In the early days of the U.S. Navy, flogging was the most common means of enforcing discipline. A cat-o-nine-tails – a whip composed of nine knotted ropes – was applied to the bare back. Most naval officers believed that flogging was the only practical means of enforcing discipline aboard ship.
Although there had been a number of campaigns to get flogging outlawed over the years, two significant publications exposing the cruelties of flogging had a galvanizing effect on public opinion: Two Years Before the Mast by Richard Henry Dana, Jr. (1840), and White-Jacket, by Herman Melville (1850). Between December 1849 and June 1850 the Senate received 271 petitions from the citizens of various states urging the end of flogging. Democratic Senator John P. Hale of New Hampshire had previously tried to get flogging in the Navy abolished, but now the moment was at hand.
On this day in history, Congress abolished flogging in the Navy but did not suggest alternative means of discipline. According to the U.S. Naval Institute:
Naval officers searched for alternative forms of punishment for malefactors, including tattooing, branding, wearing signs of disgrace, confinement in sweatboxes, lashing with thumbs behind the back, tricing up by the wrists, continuous dousing with sea water, straight jackets, and confinement in irons on bread and water. Officers objected to long confinement as a punishment because it removed the sailor from the work force and increased the workload of the innocent.”

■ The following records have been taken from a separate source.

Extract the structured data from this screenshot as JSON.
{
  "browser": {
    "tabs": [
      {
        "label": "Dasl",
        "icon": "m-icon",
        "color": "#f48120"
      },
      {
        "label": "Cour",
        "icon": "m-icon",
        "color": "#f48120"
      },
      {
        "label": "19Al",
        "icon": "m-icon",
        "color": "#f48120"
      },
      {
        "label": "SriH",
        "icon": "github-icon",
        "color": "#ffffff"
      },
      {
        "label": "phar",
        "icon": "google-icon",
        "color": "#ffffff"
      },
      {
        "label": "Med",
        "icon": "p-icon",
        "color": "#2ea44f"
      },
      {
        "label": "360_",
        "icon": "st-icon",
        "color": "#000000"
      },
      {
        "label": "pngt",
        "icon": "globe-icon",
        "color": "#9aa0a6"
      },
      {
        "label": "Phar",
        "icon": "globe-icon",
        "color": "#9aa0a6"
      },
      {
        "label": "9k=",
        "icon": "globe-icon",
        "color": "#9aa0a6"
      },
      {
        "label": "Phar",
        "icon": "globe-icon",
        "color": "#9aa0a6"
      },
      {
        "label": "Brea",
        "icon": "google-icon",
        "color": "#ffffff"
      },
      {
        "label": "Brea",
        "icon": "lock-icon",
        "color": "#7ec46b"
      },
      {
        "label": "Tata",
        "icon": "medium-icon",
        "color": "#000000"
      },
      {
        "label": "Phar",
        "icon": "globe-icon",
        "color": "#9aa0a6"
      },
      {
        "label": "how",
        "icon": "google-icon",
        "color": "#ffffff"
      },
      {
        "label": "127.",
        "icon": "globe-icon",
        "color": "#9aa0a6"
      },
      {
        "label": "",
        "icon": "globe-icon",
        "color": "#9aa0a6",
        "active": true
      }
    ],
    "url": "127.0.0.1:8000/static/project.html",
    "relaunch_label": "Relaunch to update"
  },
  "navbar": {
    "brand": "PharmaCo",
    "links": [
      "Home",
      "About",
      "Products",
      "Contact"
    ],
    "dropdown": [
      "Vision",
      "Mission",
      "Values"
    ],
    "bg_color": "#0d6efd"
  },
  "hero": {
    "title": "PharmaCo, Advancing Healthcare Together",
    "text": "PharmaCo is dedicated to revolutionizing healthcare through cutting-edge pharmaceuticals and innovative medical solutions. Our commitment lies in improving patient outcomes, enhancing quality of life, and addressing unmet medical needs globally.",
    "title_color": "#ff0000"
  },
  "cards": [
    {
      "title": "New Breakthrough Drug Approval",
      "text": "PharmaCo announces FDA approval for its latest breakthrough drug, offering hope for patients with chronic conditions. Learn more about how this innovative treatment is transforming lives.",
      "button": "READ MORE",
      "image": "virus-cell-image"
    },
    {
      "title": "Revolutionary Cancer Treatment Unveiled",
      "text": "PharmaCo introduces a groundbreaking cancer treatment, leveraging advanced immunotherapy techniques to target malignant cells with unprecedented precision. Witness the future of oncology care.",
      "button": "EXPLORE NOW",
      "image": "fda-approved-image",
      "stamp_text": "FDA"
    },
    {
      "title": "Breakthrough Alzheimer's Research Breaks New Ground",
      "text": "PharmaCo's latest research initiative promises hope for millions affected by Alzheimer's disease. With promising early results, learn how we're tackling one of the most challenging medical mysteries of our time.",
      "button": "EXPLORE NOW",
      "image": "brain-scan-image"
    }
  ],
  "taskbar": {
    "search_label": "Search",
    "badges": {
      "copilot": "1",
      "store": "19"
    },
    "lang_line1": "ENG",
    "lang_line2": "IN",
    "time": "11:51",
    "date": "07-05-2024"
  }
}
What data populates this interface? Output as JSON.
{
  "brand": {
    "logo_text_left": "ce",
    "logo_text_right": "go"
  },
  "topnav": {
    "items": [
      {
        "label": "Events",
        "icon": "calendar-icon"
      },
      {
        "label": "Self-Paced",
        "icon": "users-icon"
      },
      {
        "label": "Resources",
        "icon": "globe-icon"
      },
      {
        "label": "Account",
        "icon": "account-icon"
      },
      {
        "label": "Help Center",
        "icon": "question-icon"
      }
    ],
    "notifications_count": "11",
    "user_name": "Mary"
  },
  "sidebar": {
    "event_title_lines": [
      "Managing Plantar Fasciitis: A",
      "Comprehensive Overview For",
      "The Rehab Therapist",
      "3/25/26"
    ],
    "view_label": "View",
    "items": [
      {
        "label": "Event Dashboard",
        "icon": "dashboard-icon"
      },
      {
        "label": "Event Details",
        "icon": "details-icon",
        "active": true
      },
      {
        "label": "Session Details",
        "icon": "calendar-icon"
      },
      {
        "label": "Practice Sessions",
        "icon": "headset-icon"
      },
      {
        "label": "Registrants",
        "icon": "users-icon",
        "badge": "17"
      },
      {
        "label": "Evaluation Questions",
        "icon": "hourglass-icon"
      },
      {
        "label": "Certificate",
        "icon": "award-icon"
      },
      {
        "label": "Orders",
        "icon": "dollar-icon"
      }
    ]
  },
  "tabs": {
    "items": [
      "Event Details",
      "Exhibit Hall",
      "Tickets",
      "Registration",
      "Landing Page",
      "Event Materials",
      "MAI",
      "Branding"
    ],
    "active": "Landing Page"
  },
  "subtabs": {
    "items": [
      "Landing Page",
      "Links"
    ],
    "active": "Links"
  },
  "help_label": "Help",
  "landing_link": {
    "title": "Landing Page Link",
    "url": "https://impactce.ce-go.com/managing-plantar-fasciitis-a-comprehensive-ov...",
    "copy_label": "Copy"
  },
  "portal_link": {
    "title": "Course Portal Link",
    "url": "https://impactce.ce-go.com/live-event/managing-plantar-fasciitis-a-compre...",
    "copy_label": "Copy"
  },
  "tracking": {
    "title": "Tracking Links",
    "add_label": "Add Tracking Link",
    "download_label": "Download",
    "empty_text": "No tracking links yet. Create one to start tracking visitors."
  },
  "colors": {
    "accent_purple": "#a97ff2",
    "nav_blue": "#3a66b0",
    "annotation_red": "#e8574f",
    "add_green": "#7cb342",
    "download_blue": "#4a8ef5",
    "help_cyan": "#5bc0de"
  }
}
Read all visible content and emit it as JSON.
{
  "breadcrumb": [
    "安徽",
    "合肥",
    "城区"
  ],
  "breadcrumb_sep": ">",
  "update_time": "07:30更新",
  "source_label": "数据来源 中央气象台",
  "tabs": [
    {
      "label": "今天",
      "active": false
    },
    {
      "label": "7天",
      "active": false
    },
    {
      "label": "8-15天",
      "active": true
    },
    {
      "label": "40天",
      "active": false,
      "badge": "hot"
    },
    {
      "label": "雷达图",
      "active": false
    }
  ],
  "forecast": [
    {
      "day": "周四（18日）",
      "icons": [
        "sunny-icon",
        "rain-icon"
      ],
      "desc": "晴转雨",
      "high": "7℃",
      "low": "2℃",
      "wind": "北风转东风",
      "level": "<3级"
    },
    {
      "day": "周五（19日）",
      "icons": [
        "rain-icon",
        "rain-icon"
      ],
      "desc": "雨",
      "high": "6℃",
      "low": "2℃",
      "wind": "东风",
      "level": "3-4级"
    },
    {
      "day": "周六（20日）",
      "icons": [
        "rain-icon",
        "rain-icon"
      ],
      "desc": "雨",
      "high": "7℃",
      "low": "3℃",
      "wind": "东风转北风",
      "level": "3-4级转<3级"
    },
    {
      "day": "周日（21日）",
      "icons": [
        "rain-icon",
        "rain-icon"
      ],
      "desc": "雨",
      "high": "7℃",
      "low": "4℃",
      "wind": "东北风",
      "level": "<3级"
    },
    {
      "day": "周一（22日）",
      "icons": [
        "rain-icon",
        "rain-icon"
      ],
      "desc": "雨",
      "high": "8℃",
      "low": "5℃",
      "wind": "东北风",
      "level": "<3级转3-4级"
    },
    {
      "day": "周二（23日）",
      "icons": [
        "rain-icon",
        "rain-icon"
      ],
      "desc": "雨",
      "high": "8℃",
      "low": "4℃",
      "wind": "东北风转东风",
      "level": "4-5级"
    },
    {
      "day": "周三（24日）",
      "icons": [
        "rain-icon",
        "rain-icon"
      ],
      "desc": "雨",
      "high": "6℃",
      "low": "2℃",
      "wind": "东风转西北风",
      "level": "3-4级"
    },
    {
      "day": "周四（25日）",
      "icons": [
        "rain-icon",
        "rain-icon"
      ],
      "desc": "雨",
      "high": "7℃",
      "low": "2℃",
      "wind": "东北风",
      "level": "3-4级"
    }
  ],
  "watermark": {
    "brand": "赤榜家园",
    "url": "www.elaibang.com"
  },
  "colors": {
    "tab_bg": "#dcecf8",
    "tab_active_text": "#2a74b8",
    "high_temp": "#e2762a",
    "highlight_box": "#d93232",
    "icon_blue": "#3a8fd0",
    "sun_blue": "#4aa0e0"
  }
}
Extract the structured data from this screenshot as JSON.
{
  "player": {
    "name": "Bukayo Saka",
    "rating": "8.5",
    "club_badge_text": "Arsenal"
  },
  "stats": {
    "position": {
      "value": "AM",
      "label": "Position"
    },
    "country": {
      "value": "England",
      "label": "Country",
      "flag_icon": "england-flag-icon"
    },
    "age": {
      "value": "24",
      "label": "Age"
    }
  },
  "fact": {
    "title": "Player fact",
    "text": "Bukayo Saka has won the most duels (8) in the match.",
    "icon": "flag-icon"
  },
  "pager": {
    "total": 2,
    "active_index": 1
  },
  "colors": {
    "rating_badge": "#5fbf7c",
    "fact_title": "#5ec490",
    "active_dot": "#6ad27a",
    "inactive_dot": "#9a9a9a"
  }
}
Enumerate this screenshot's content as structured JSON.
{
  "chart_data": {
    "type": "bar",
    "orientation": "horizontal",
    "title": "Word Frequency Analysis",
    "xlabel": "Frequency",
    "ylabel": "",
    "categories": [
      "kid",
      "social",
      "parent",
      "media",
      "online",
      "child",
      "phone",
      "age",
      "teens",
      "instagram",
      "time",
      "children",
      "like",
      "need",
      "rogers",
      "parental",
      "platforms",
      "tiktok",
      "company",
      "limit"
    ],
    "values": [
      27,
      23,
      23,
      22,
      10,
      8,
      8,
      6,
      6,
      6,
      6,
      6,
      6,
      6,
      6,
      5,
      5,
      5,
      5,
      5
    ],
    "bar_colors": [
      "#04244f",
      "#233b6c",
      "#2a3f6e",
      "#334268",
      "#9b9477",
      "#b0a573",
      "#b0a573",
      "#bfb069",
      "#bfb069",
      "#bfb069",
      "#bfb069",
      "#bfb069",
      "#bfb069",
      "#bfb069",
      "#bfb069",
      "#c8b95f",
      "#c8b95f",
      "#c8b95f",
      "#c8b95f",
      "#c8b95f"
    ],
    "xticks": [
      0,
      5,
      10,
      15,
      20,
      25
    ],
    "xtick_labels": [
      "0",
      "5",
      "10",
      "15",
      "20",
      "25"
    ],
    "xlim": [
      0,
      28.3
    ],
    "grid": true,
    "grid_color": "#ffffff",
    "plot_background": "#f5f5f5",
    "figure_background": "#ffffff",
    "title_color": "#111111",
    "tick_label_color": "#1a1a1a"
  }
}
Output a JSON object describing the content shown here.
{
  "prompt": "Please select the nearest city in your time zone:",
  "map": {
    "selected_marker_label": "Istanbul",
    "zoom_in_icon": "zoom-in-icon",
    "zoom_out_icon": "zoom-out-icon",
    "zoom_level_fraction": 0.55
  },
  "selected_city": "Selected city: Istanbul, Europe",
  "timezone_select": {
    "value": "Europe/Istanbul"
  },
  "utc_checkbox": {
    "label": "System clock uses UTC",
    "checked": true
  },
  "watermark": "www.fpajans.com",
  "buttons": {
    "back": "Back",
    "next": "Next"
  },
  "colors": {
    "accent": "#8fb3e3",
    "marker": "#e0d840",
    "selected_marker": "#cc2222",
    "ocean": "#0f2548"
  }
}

Officers sought guidance from the Department of the Navy to devise better punishments. In 1853 President Millard Fillmore issued a “System of Orders and Instructions” but the attorney general determined it was an unconstitutional infringement on the power of Congress to make rules for the Navy. Finally in 1855 Congress provided a new system of discipline based on rewards and punishments. But branding with a hot iron or tattooing was still permitted until Congress forbade the practice in 1872.